Carbon dioxide (CO2) injected deep underground to help fight climate change could bubble up into drinking water and increase levels of contaminants by tenfold or more, according to a study by Duke University.
Storing CO2 deep below Earth’s surface, a process known as geosequestration, is part of a suite of new carbon capture and storage (CCS) technologies being developed to reduce the amount of greenhouse gas emissions entering Earth’s atmosphere.
The technologies are designed to capture and compress CO2 emissions at their source — typically power plants and other industrial facilities — and transport the CO2 to locations where it can be injected far below Earth’s surface for long-term storage.

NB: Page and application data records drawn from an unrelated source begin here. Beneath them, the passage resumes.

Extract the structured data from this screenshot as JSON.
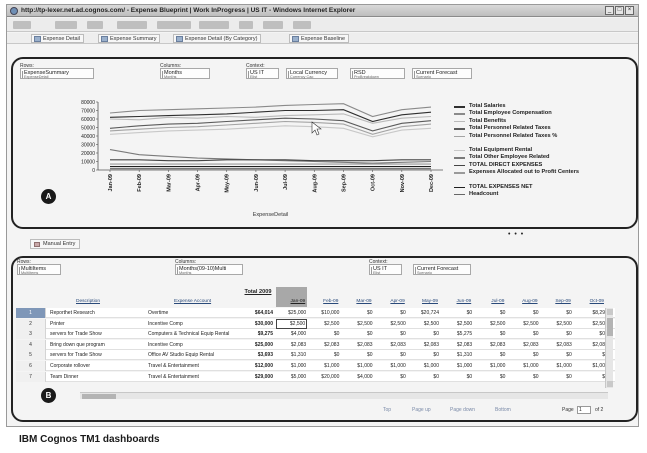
{
  "window": {
    "title": "http://tp-lexer.net.ad.cognos.com/ - Expense Blueprint | Work InProgress | US IT - Windows Internet Explorer",
    "controls": [
      "_",
      "□",
      "×"
    ]
  },
  "tabs": [
    "Expense Detail",
    "Expense Summary",
    "Expense Detail (By Category)",
    "Expense Baseline"
  ],
  "top_view": {
    "rows": {
      "label": "Rows:",
      "value": "ExpenseSummary",
      "sub": "ExpenseDetail"
    },
    "columns": {
      "label": "Columns:",
      "value": "Months",
      "sub": "Months"
    },
    "context_label": "Context:",
    "context": [
      {
        "value": "US IT",
        "sub": "Elist"
      },
      {
        "value": "Local Currency",
        "sub": "Currency Cao"
      },
      {
        "value": "RSD",
        "sub": "ProBreakdown"
      },
      {
        "value": "Current Forecast",
        "sub": "Scenario"
      }
    ]
  },
  "chart_data": {
    "type": "line",
    "categories": [
      "Jan-09",
      "Feb-09",
      "Mar-09",
      "Apr-09",
      "May-09",
      "Jun-09",
      "Jul-09",
      "Aug-09",
      "Sep-09",
      "Oct-09",
      "Nov-09",
      "Dec-09"
    ],
    "ylim": [
      0,
      80000
    ],
    "yticks": [
      0,
      10000,
      20000,
      30000,
      40000,
      50000,
      60000,
      70000,
      80000
    ],
    "xlabel": "ExpenseDetail",
    "grid": false,
    "legend_position": "right",
    "series": [
      {
        "name": "Total Salaries",
        "color": "#2f2f2f",
        "values": [
          62000,
          63000,
          64000,
          65000,
          66000,
          68000,
          70000,
          70000,
          71000,
          57000,
          65000,
          68000
        ]
      },
      {
        "name": "Total Employee Compensation",
        "color": "#8a8a8a",
        "values": [
          67000,
          70000,
          71000,
          72000,
          73000,
          74000,
          76000,
          77000,
          78000,
          63000,
          71000,
          74000
        ]
      },
      {
        "name": "Total Benefits",
        "color": "#b9b9b9",
        "values": [
          60000,
          59000,
          62000,
          61000,
          63000,
          62000,
          64000,
          65000,
          66000,
          55000,
          61000,
          63000
        ]
      },
      {
        "name": "Total Personnel Related Taxes",
        "color": "#5a5a5a",
        "values": [
          49000,
          52000,
          54000,
          55000,
          57000,
          59000,
          61000,
          60000,
          58000,
          46000,
          55000,
          58000
        ]
      },
      {
        "name": "Total Personnel Related Taxes %",
        "color": "#a3a3a3",
        "values": [
          46000,
          48000,
          50000,
          51000,
          53000,
          55000,
          57000,
          56000,
          54000,
          42000,
          51000,
          54000
        ]
      },
      {
        "name": "Total Equipment Rental",
        "color": "#c8c8c8",
        "values": [
          42000,
          44000,
          46000,
          47000,
          48000,
          50000,
          52000,
          51000,
          49000,
          39000,
          47000,
          49000
        ]
      },
      {
        "name": "Total Other Employee Related",
        "color": "#7a7a7a",
        "values": [
          24000,
          18000,
          16000,
          14000,
          13000,
          12000,
          11000,
          10000,
          9000,
          8000,
          9000,
          10000
        ]
      },
      {
        "name": "TOTAL DIRECT EXPENSES",
        "color": "#444444",
        "values": [
          12000,
          12000,
          11000,
          11000,
          12000,
          12000,
          12000,
          11000,
          11000,
          11000,
          12000,
          12000
        ]
      },
      {
        "name": "Expenses Allocated out to Profit Centers",
        "color": "#9a9a9a",
        "values": [
          7000,
          7000,
          7000,
          7000,
          7000,
          7000,
          7000,
          7000,
          7000,
          7000,
          7000,
          7000
        ]
      },
      {
        "name": "TOTAL EXPENSES NET",
        "color": "#1f1f1f",
        "values": [
          4000,
          4000,
          4000,
          4000,
          4000,
          4000,
          4000,
          4000,
          4000,
          4000,
          4000,
          4000
        ]
      },
      {
        "name": "Headcount",
        "color": "#666666",
        "values": [
          1500,
          1500,
          1500,
          1500,
          1500,
          1500,
          1500,
          1500,
          1500,
          1500,
          1500,
          1500
        ]
      }
    ]
  },
  "legend_more": "• • •",
  "markers": {
    "a": "A",
    "b": "B"
  },
  "manual_entry_tab": "Manual Entry",
  "bottom_view": {
    "rows": {
      "label": "Rows:",
      "value": "MultiItems",
      "sub": "MultiItems"
    },
    "columns": {
      "label": "Columns:",
      "value": "Months(09-10)Multi",
      "sub": "Months"
    },
    "context_label": "Context:",
    "context": [
      {
        "value": "US IT",
        "sub": "Elist"
      },
      {
        "value": "Current Forecast",
        "sub": "Scenario"
      }
    ]
  },
  "grid": {
    "headers": {
      "description": "Description",
      "account": "Expense Account",
      "total": "Total 2009",
      "months": [
        "Jan-09",
        "Feb-09",
        "Mar-09",
        "Apr-09",
        "May-09",
        "Jun-09",
        "Jul-09",
        "Aug-09",
        "Sep-09",
        "Oct-09"
      ]
    },
    "rows": [
      {
        "n": "1",
        "desc": "Reporthet Research",
        "acct": "Overtime",
        "total": "$64,014",
        "vals": [
          "$25,000",
          "$10,000",
          "$0",
          "$0",
          "$20,724",
          "$0",
          "$0",
          "$0",
          "$0",
          "$8,29"
        ]
      },
      {
        "n": "2",
        "desc": "Printer",
        "acct": "Incentive Comp",
        "total": "$30,000",
        "vals": [
          "$2,500",
          "$2,500",
          "$2,500",
          "$2,500",
          "$2,500",
          "$2,500",
          "$2,500",
          "$2,500",
          "$2,500",
          "$2,50"
        ]
      },
      {
        "n": "3",
        "desc": "servers for Trade Show",
        "acct": "Computers & Technical Equip Rental",
        "total": "$9,275",
        "vals": [
          "$4,000",
          "$0",
          "$0",
          "$0",
          "$0",
          "$5,275",
          "$0",
          "$0",
          "$0",
          "$0"
        ]
      },
      {
        "n": "4",
        "desc": "Bring down que program",
        "acct": "Incentive Comp",
        "total": "$25,000",
        "vals": [
          "$2,083",
          "$2,083",
          "$2,083",
          "$2,083",
          "$2,083",
          "$2,083",
          "$2,083",
          "$2,083",
          "$2,083",
          "$2,08"
        ]
      },
      {
        "n": "5",
        "desc": "servers for Trade Show",
        "acct": "Office AV Studio Equip Rental",
        "total": "$3,693",
        "vals": [
          "$1,310",
          "$0",
          "$0",
          "$0",
          "$0",
          "$1,310",
          "$0",
          "$0",
          "$0",
          "$"
        ]
      },
      {
        "n": "6",
        "desc": "Corporate rollover",
        "acct": "Travel & Entertainment",
        "total": "$12,000",
        "vals": [
          "$1,000",
          "$1,000",
          "$1,000",
          "$1,000",
          "$1,000",
          "$1,000",
          "$1,000",
          "$1,000",
          "$1,000",
          "$1,00"
        ]
      },
      {
        "n": "7",
        "desc": "Team Dinner",
        "acct": "Travel & Entertainment",
        "total": "$29,000",
        "vals": [
          "$5,000",
          "$20,000",
          "$4,000",
          "$0",
          "$0",
          "$0",
          "$0",
          "$0",
          "$0",
          "$"
        ]
      }
    ]
  },
  "pager": {
    "top": "Top",
    "page_up": "Page up",
    "page_down": "Page down",
    "bottom": "Bottom",
    "page_label": "Page",
    "page_value": "1",
    "of": "of 2"
  },
  "caption": "IBM Cognos TM1 dashboards"
}
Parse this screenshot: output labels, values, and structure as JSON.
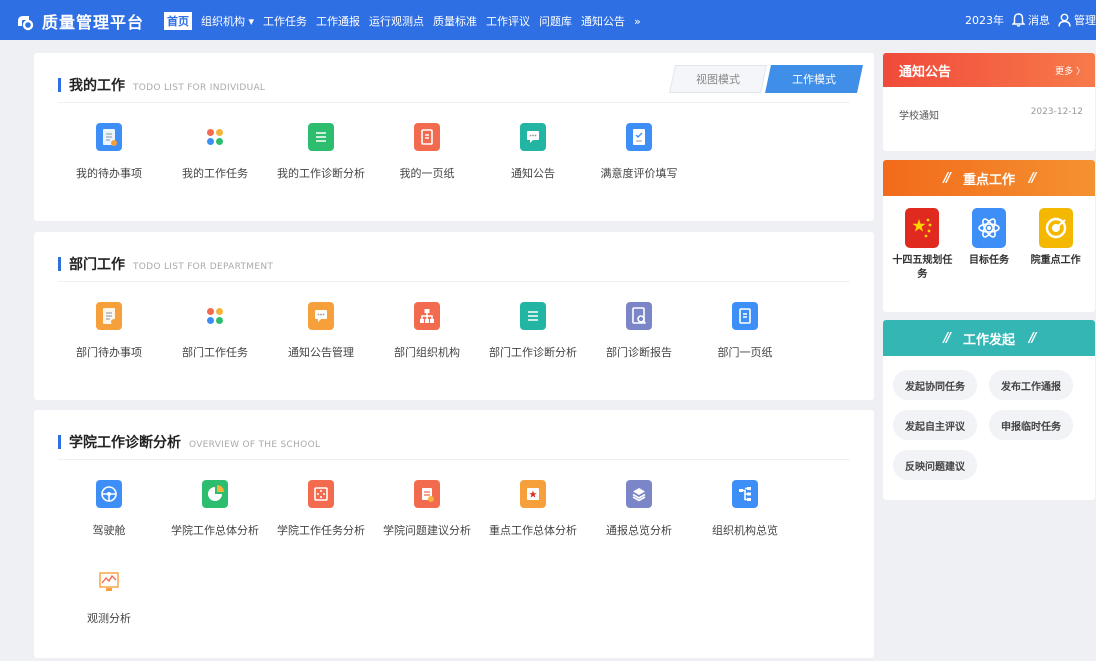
{
  "header": {
    "app_title": "质量管理平台",
    "nav": [
      {
        "label": "首页",
        "active": true
      },
      {
        "label": "组织机构 ▾",
        "active": false
      },
      {
        "label": "工作任务",
        "active": false
      },
      {
        "label": "工作通报",
        "active": false
      },
      {
        "label": "运行观测点",
        "active": false
      },
      {
        "label": "质量标准",
        "active": false
      },
      {
        "label": "工作评议",
        "active": false
      },
      {
        "label": "问题库",
        "active": false
      },
      {
        "label": "通知公告",
        "active": false
      },
      {
        "label": "»",
        "active": false
      }
    ],
    "year": "2023年",
    "messages": "消息",
    "user": "管理"
  },
  "my_work": {
    "title": "我的工作",
    "subtitle": "TODO LIST FOR INDIVIDUAL",
    "mode_view": "视图模式",
    "mode_work": "工作模式",
    "tiles": [
      {
        "label": "我的待办事项",
        "color": "#3e8ef7",
        "icon": "todo-icon"
      },
      {
        "label": "我的工作任务",
        "color": "#f5b33a",
        "icon": "tasks-grid-icon"
      },
      {
        "label": "我的工作诊断分析",
        "color": "#2dbd6e",
        "icon": "list-icon"
      },
      {
        "label": "我的一页纸",
        "color": "#f26b4f",
        "icon": "page-icon"
      },
      {
        "label": "通知公告",
        "color": "#22b5a3",
        "icon": "announce-icon"
      },
      {
        "label": "满意度评价填写",
        "color": "#3e8ef7",
        "icon": "survey-icon"
      }
    ]
  },
  "dept_work": {
    "title": "部门工作",
    "subtitle": "TODO LIST FOR DEPARTMENT",
    "tiles": [
      {
        "label": "部门待办事项",
        "color": "#f5a03a",
        "icon": "todo-icon"
      },
      {
        "label": "部门工作任务",
        "color": "#f5b33a",
        "icon": "tasks-grid-icon"
      },
      {
        "label": "通知公告管理",
        "color": "#f5a03a",
        "icon": "announce-icon"
      },
      {
        "label": "部门组织机构",
        "color": "#f26b4f",
        "icon": "org-icon"
      },
      {
        "label": "部门工作诊断分析",
        "color": "#22b5a3",
        "icon": "list-icon"
      },
      {
        "label": "部门诊断报告",
        "color": "#7a86c8",
        "icon": "report-icon"
      },
      {
        "label": "部门一页纸",
        "color": "#3e8ef7",
        "icon": "page-icon"
      }
    ]
  },
  "school_analysis": {
    "title": "学院工作诊断分析",
    "subtitle": "OVERVIEW OF THE SCHOOL",
    "tiles": [
      {
        "label": "驾驶舱",
        "color": "#3e8ef7",
        "icon": "dashboard-icon"
      },
      {
        "label": "学院工作总体分析",
        "color": "#2dbd6e",
        "icon": "pie-icon"
      },
      {
        "label": "学院工作任务分析",
        "color": "#f26b4f",
        "icon": "target-icon"
      },
      {
        "label": "学院问题建议分析",
        "color": "#f26b4f",
        "icon": "suggestion-icon"
      },
      {
        "label": "重点工作总体分析",
        "color": "#f5a03a",
        "icon": "star-doc-icon"
      },
      {
        "label": "通报总览分析",
        "color": "#7a86c8",
        "icon": "layers-icon"
      },
      {
        "label": "组织机构总览",
        "color": "#3e8ef7",
        "icon": "org-tree-icon"
      },
      {
        "label": "观测分析",
        "color": "#f5a03a",
        "icon": "monitor-icon"
      }
    ]
  },
  "notice": {
    "title": "通知公告",
    "more": "更多 〉",
    "items": [
      {
        "title": "学校通知",
        "date": "2023-12-12"
      }
    ]
  },
  "key_work": {
    "title": "重点工作",
    "items": [
      {
        "label": "十四五规划任务",
        "color": "#e02a1f",
        "icon": "flag-icon"
      },
      {
        "label": "目标任务",
        "color": "#3e8ef7",
        "icon": "atom-icon"
      },
      {
        "label": "院重点工作",
        "color": "#f5b800",
        "icon": "target-icon"
      }
    ]
  },
  "launch": {
    "title": "工作发起",
    "items": [
      "发起协同任务",
      "发布工作通报",
      "发起自主评议",
      "申报临时任务",
      "反映问题建议"
    ]
  }
}
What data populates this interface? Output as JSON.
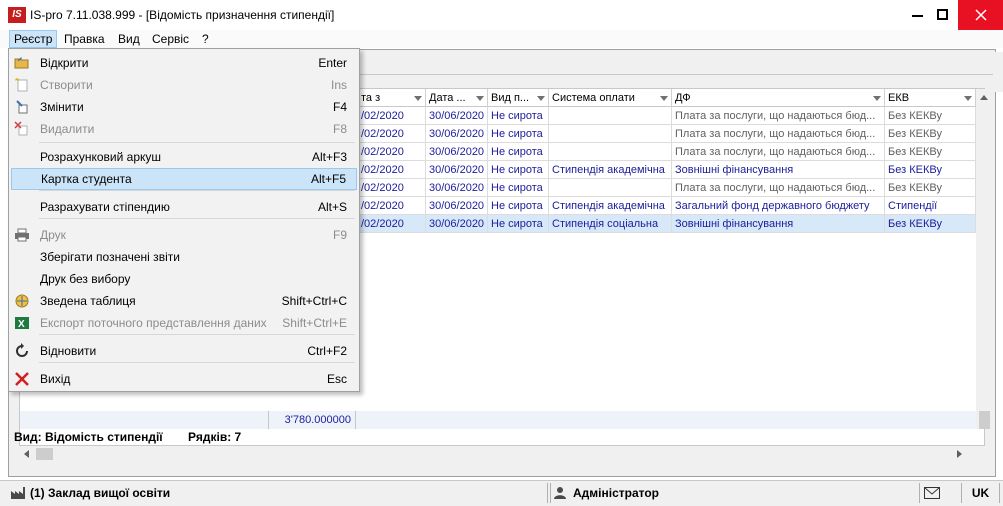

’The fear of drinking-water contamination from CO2 leaks is one of several sticking points about CCS and has contributed to local opposition to it,’ said Prof Robert Jackson, who directs Duke University’s Center on Global Change. ’We examined the idea that if CO2 leaked out slowly from deep formations, where might it negatively impact freshwater aquifers near the surface, and why.
’Geologic criteria that we identified in the study can help identify locations around the country that should be monitored or avoided,’ he added. ’By no means would all sites be susceptible to problems of water quality.’
Jackson and his postdoctoral fellow Mark Little collected core samples from four freshwater aquifers around the US that overlie potential CCS sites and incubated the samples in their lab at Duke University for a year, with CO2 bubbling through them.
After a year’s exposure to the CO2, analysis of the samples showed that were a number of potential sites where CO2 leaks drive contaminants up tenfold or more, in some cases to levels above the maximum contaminant loads set by the EPA for potable water. Three key factors — solid-phase metal mobility, carbonate buffering capacity and electron exchanges in the overlying freshwater aquifer — were found to influence the risk of drinking-water contamination from underground carbon leaks.
The study also identified four markers that scientists can use to test for early warnings of potential CO2 leaks. ’Along with changes in carbonate concentration and acidity of the water, concentrations of manganese, iron and calcium could all be used as geochemical markers of a leak, as their concentrations increase within two weeks of exposure to CO2,’ Jackson said.